DATA FOR ANALYSIS
- Opening Delimiter -

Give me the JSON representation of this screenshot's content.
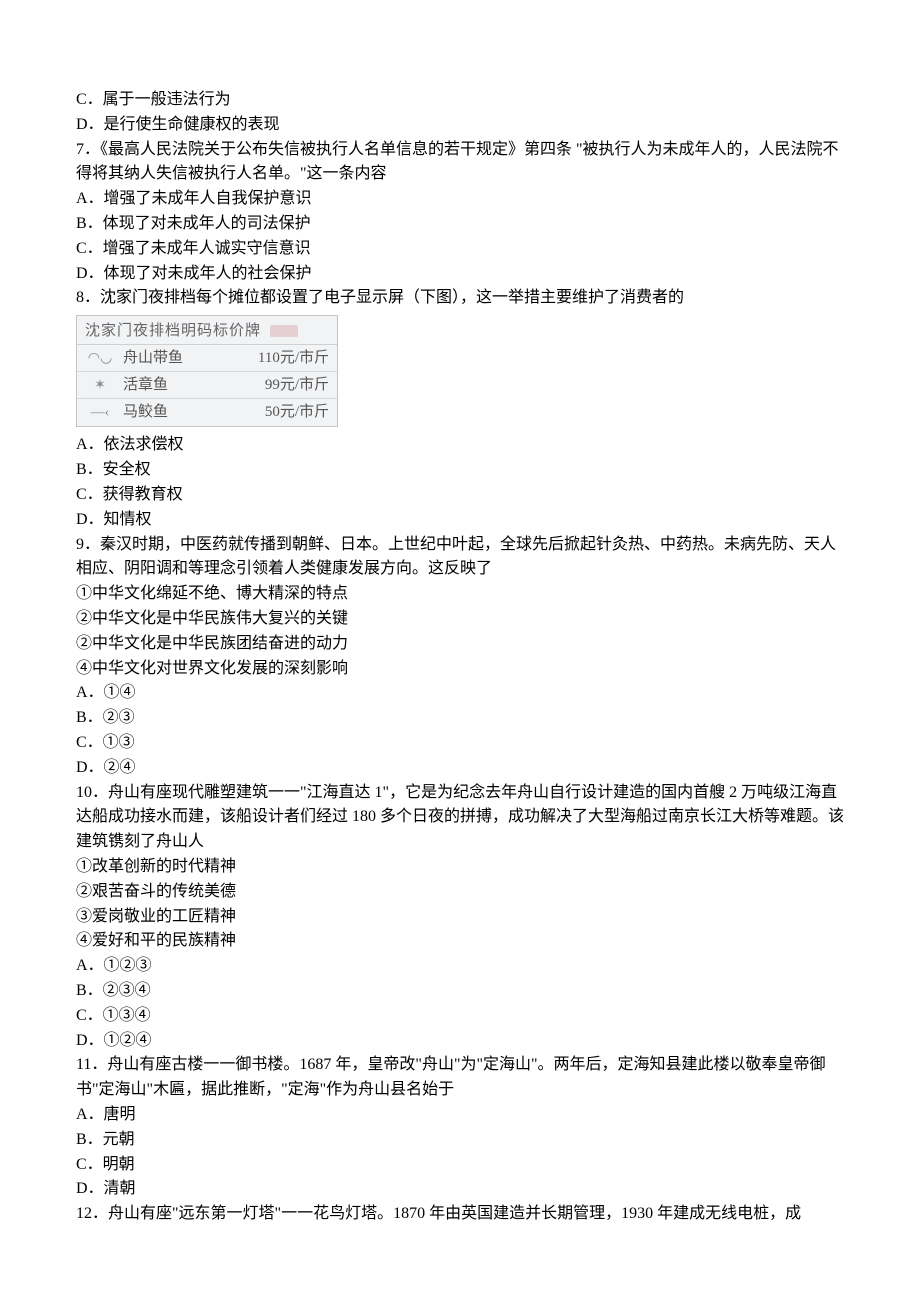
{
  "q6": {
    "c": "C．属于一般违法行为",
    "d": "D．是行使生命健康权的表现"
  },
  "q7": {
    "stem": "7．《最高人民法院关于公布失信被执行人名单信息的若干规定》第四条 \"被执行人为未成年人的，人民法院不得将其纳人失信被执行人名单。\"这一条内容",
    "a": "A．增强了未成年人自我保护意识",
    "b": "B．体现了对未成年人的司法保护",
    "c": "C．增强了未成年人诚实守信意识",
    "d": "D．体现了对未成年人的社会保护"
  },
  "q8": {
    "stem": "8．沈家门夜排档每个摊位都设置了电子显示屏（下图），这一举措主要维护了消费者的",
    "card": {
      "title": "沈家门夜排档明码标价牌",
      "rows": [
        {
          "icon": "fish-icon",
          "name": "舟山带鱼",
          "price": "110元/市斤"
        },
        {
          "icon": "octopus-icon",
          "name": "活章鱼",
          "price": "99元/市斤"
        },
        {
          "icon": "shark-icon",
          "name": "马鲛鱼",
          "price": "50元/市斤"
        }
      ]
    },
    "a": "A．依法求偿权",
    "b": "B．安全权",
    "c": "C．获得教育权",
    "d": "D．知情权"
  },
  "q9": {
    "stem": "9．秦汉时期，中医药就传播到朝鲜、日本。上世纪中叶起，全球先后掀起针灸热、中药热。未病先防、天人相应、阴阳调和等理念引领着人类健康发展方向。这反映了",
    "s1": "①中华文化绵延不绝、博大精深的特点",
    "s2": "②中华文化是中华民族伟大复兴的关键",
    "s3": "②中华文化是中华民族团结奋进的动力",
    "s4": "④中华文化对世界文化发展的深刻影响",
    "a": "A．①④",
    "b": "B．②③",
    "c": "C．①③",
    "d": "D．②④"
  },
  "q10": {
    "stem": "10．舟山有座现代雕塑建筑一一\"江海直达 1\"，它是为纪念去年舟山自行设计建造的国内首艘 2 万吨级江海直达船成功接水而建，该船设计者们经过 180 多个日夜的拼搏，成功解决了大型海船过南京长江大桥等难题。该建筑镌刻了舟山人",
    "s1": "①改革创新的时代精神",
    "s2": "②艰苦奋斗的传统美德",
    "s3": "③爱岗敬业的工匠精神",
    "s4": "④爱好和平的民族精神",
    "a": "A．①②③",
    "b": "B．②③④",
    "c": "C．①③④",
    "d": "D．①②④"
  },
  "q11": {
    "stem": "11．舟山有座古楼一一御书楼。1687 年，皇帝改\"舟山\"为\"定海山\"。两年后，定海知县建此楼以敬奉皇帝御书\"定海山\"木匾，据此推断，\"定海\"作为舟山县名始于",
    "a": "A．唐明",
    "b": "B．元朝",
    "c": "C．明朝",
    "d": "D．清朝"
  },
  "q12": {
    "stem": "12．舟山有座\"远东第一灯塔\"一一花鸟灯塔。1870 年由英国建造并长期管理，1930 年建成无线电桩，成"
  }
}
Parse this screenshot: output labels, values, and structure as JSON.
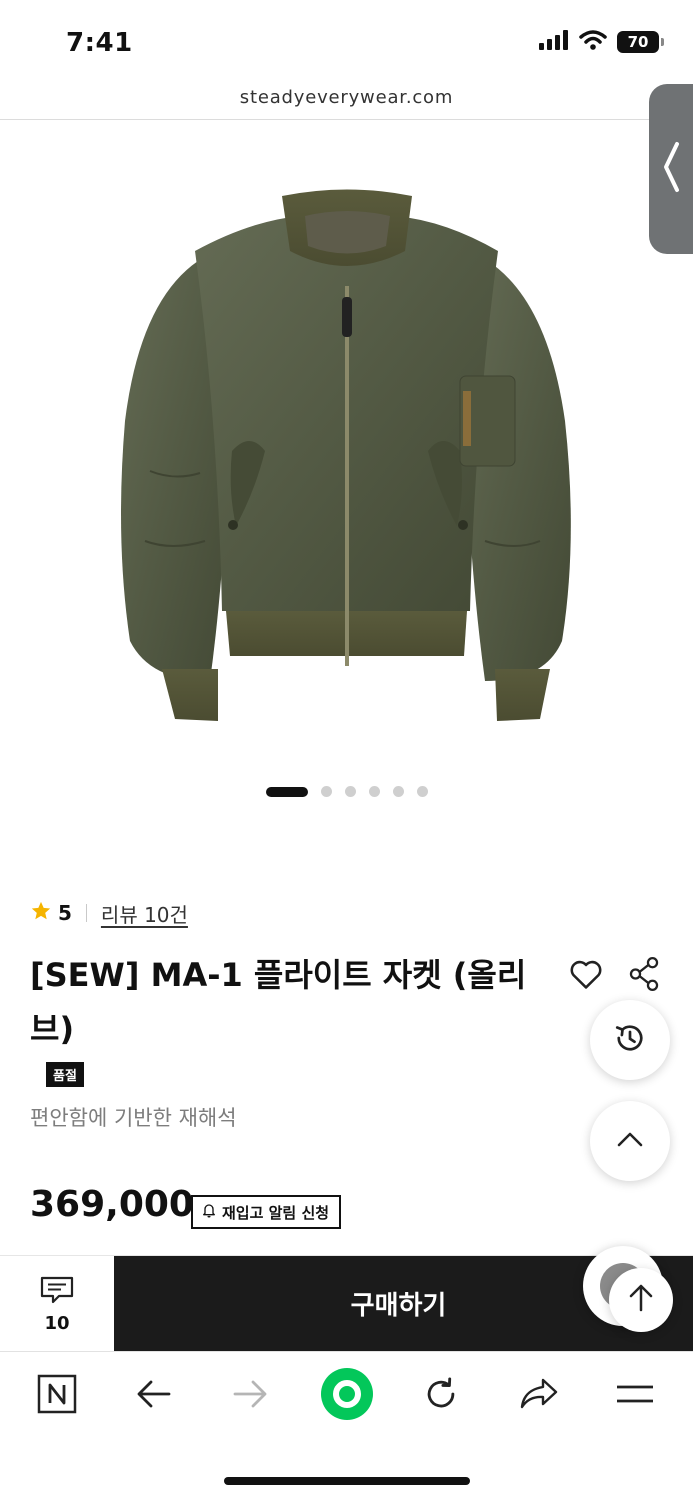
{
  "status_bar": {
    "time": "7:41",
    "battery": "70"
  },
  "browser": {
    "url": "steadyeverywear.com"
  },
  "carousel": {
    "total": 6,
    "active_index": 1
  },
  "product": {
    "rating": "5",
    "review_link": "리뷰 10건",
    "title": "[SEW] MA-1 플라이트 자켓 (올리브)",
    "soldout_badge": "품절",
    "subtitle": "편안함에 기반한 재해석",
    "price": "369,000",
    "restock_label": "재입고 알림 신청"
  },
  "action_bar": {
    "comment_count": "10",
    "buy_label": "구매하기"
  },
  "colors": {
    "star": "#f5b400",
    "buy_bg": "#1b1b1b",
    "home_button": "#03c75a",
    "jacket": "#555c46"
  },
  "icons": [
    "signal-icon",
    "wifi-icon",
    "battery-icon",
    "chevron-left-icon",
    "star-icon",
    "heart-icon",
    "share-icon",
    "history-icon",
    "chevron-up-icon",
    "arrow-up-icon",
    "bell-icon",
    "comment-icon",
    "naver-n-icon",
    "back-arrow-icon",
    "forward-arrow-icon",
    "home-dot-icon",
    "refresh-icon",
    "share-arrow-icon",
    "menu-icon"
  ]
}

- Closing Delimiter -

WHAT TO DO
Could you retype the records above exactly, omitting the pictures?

THE ANSWER
Give me the JSON representation of this screenshot's content.
{
  "q6": {
    "c": "C．属于一般违法行为",
    "d": "D．是行使生命健康权的表现"
  },
  "q7": {
    "stem": "7．《最高人民法院关于公布失信被执行人名单信息的若干规定》第四条 \"被执行人为未成年人的，人民法院不得将其纳人失信被执行人名单。\"这一条内容",
    "a": "A．增强了未成年人自我保护意识",
    "b": "B．体现了对未成年人的司法保护",
    "c": "C．增强了未成年人诚实守信意识",
    "d": "D．体现了对未成年人的社会保护"
  },
  "q8": {
    "stem": "8．沈家门夜排档每个摊位都设置了电子显示屏（下图），这一举措主要维护了消费者的",
    "card": {
      "title": "沈家门夜排档明码标价牌",
      "rows": [
        {
          "icon": "fish-icon",
          "name": "舟山带鱼",
          "price": "110元/市斤"
        },
        {
          "icon": "octopus-icon",
          "name": "活章鱼",
          "price": "99元/市斤"
        },
        {
          "icon": "shark-icon",
          "name": "马鲛鱼",
          "price": "50元/市斤"
        }
      ]
    },
    "a": "A．依法求偿权",
    "b": "B．安全权",
    "c": "C．获得教育权",
    "d": "D．知情权"
  },
  "q9": {
    "stem": "9．秦汉时期，中医药就传播到朝鲜、日本。上世纪中叶起，全球先后掀起针灸热、中药热。未病先防、天人相应、阴阳调和等理念引领着人类健康发展方向。这反映了",
    "s1": "①中华文化绵延不绝、博大精深的特点",
    "s2": "②中华文化是中华民族伟大复兴的关键",
    "s3": "②中华文化是中华民族团结奋进的动力",
    "s4": "④中华文化对世界文化发展的深刻影响",
    "a": "A．①④",
    "b": "B．②③",
    "c": "C．①③",
    "d": "D．②④"
  },
  "q10": {
    "stem": "10．舟山有座现代雕塑建筑一一\"江海直达 1\"，它是为纪念去年舟山自行设计建造的国内首艘 2 万吨级江海直达船成功接水而建，该船设计者们经过 180 多个日夜的拼搏，成功解决了大型海船过南京长江大桥等难题。该建筑镌刻了舟山人",
    "s1": "①改革创新的时代精神",
    "s2": "②艰苦奋斗的传统美德",
    "s3": "③爱岗敬业的工匠精神",
    "s4": "④爱好和平的民族精神",
    "a": "A．①②③",
    "b": "B．②③④",
    "c": "C．①③④",
    "d": "D．①②④"
  },
  "q11": {
    "stem": "11．舟山有座古楼一一御书楼。1687 年，皇帝改\"舟山\"为\"定海山\"。两年后，定海知县建此楼以敬奉皇帝御书\"定海山\"木匾，据此推断，\"定海\"作为舟山县名始于",
    "a": "A．唐明",
    "b": "B．元朝",
    "c": "C．明朝",
    "d": "D．清朝"
  },
  "q12": {
    "stem": "12．舟山有座\"远东第一灯塔\"一一花鸟灯塔。1870 年由英国建造并长期管理，1930 年建成无线电桩，成"
  }
}
Parse this screenshot: output labels, values, and structure as JSON.
{
  "status_bar": {
    "time": "7:41",
    "battery": "70"
  },
  "browser": {
    "url": "steadyeverywear.com"
  },
  "carousel": {
    "total": 6,
    "active_index": 1
  },
  "product": {
    "rating": "5",
    "review_link": "리뷰 10건",
    "title": "[SEW] MA-1 플라이트 자켓 (올리브)",
    "soldout_badge": "품절",
    "subtitle": "편안함에 기반한 재해석",
    "price": "369,000",
    "restock_label": "재입고 알림 신청"
  },
  "action_bar": {
    "comment_count": "10",
    "buy_label": "구매하기"
  },
  "colors": {
    "star": "#f5b400",
    "buy_bg": "#1b1b1b",
    "home_button": "#03c75a",
    "jacket": "#555c46"
  },
  "icons": [
    "signal-icon",
    "wifi-icon",
    "battery-icon",
    "chevron-left-icon",
    "star-icon",
    "heart-icon",
    "share-icon",
    "history-icon",
    "chevron-up-icon",
    "arrow-up-icon",
    "bell-icon",
    "comment-icon",
    "naver-n-icon",
    "back-arrow-icon",
    "forward-arrow-icon",
    "home-dot-icon",
    "refresh-icon",
    "share-arrow-icon",
    "menu-icon"
  ]
}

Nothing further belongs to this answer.